It is still possible that rare disease models could lead to the identification of useful therapies; however lessons from other neurodegenerative diseases suggest that caution is required. Although only 2% of MND patients harbour mutations in the SOD1 gene, a very significant proportion of all the molecular pathological research in MND is based on a single transgenic overexpression mouse (G93A). Clinical trials of potential therapies targeted at the mechanisms of motor neurone death in this mouse (apoptosis, microglial activation, oxidative stress, excitotoxicity and many others) have resulted in a series of expensive and uniformly negative clinical trials in humans. Part of the reason is that our basic science colleagues have been slow to realise that clinical trials require blinding, randomisation and adequate power—even in mice.2 However, the less comforting possibility, as someone once pithily remarked, is that humans with MND may not be a good model of the mouse disease.
Generalisation from a rare genetic form of a neurodegenerative disease to the more common sporadic variant may simply not be possible. Given the methodological difficulties in creating models of late onset sporadic disease in humans, however, we are destined for the time being to continue with the tools available to us. Rare diseases affect our patients and therefore deserve our attention. Along the way we are likely to learn something of scientific value about the nervous system.
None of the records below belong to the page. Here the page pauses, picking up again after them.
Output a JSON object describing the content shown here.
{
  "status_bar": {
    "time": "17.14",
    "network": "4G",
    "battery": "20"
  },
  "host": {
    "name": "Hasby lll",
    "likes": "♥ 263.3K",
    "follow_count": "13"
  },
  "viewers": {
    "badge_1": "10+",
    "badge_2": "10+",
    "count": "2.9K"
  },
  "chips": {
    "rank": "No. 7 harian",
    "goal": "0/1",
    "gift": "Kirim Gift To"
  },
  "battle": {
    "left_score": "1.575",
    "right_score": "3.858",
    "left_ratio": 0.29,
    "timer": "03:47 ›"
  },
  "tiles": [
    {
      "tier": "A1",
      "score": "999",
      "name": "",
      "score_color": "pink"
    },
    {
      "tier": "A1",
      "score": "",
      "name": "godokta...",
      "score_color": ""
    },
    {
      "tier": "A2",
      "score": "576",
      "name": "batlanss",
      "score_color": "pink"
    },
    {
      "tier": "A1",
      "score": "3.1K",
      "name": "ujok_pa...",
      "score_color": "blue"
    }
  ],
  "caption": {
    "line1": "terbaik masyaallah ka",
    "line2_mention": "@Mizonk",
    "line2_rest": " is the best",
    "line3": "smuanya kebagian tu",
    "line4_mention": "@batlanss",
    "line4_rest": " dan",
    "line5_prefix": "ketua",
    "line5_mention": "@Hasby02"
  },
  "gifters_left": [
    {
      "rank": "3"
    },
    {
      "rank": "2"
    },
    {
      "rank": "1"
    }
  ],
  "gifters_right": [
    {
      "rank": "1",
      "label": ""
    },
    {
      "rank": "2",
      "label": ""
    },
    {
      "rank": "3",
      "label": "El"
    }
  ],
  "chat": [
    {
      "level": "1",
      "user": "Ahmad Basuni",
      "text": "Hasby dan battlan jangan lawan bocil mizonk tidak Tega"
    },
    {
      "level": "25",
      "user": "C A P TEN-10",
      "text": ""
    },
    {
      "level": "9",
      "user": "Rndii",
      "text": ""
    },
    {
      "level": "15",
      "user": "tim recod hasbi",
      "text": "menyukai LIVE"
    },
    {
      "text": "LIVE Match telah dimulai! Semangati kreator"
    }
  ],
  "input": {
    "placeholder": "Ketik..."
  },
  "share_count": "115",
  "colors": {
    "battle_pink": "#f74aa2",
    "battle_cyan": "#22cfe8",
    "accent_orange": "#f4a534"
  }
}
However, whether this information will help to prevent or cure the major neurological causes of death and suffering remains an open question.